This followed five weeks of protest calling for the resignation of Prime Minister Peter O’Neill which ended with a shooting incident at the University of Papua New Guinea in Port Moresby earlier this month when police opened fire. Some 23 students were wounded, four critically.
More than 300 students who arrived in the Enga capital of Wabag on Wednesday night in three hired buses said students from Enga, Hela, Jiwaka, Southern Highlands and Western Highlands were attacked without reason by their Eastern Highlands and Chimbu colleagues.
The students alleged the attackers were assisted by locals with dangerous weapons, including firearms, bush knives, spears and arrows.
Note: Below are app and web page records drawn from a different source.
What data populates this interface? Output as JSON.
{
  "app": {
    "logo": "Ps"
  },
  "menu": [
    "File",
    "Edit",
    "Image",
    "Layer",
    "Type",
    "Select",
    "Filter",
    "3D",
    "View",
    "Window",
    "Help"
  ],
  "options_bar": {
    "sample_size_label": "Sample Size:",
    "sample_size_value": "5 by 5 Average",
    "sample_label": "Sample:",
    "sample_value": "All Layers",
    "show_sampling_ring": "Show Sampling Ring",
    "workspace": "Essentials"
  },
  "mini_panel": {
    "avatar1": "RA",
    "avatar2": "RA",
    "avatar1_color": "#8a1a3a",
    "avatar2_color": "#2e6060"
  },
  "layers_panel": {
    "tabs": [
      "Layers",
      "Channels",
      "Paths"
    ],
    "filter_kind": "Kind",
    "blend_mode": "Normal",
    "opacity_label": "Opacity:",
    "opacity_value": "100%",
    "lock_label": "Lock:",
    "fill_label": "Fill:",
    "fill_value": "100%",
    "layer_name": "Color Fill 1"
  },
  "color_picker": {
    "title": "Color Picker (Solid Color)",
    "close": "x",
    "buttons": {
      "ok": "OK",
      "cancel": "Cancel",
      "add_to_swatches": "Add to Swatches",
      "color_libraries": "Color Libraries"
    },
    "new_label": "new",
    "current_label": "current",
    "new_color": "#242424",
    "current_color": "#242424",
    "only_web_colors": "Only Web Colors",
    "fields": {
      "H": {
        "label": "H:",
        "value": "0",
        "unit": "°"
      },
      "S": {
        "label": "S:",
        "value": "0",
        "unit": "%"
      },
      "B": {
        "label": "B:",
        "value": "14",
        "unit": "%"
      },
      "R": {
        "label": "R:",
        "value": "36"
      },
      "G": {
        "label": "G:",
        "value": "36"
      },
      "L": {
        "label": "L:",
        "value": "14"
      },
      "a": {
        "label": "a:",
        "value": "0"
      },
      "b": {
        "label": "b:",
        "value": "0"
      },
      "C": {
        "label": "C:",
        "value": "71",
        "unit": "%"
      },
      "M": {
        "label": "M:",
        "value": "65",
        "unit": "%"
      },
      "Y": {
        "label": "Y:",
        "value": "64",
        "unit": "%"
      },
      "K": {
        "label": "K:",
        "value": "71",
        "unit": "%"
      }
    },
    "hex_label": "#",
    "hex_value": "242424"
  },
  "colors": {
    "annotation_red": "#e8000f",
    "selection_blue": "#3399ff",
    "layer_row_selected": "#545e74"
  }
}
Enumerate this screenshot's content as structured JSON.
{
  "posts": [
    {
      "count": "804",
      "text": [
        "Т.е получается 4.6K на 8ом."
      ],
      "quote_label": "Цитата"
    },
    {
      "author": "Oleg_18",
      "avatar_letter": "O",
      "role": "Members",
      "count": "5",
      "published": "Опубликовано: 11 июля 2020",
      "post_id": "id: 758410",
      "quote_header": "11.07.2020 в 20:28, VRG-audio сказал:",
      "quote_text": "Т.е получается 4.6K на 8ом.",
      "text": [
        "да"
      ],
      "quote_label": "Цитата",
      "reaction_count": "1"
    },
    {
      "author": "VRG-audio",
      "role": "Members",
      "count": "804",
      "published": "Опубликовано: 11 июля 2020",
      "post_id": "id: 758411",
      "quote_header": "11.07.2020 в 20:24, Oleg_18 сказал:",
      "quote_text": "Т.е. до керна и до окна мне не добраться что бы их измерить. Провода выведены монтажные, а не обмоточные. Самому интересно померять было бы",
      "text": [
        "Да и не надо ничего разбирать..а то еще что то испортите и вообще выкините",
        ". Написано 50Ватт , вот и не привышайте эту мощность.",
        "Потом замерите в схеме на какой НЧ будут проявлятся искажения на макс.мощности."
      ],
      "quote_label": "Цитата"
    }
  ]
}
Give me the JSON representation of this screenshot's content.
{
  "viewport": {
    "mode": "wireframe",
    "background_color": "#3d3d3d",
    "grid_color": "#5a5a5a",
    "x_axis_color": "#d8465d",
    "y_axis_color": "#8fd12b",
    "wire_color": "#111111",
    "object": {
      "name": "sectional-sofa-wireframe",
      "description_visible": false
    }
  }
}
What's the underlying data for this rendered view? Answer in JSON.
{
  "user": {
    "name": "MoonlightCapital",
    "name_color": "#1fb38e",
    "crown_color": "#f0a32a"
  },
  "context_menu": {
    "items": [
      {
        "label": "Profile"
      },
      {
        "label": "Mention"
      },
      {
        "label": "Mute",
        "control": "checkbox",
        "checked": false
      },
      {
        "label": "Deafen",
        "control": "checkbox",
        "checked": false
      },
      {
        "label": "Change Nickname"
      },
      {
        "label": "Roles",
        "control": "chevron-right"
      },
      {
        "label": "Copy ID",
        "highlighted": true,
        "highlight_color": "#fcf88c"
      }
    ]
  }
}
Their spokesman, Lawrence Anton, who is also the Student Representative Council (SRC) delegate to the University of Goroka Council, said a minor incident involving a handful of students from WHP and EHP on Tuesday morning had been resolved amicably after breakfast.
However, the students were shocked to see locals coming 30 minutes later into the campus and going on “an attacking spree”.
Anton said that incident had nothing to do with the ongoing boycott of classes spearheaded by fellow students, mainly from the University of Papua New Guinea.
“What happened at UOG was an isolated issue. It was started by a handful of drunken students who did not agree on some personal issues. It had nothing to do with the ongoing boycotting of classes,” he said.
Lawrence said it was fair that an investigation was carried out to establish why outsiders crossed over the university boundary to attack students over a trivial matter.
The 300-plus students from Enga had to leave without going back to their living quarters to get their personal effects in fear of their lives.
“We want an investigation into the sudden attack and bring those involved to justice,” he said.
Anton said they will return to class anytime when the university council calls them after restoring normalcy on campus.
Meanwhile, at UPNG there have been ongoing issues preventing some students from returning to class.
The “pledge” required by the university registrar to be signed by students stating that they understood “any involvement in unrests [sic], illegal boycott of classes or related activities” would result in their expulsion from their programme of study had caused some resentment.
In an incident at one UPNG academic school today, a group of students were reported to have gone into the faculty office and torn up a pile of the affirmation notes.
Philip Kepson is reporting for Loop PNG.]]>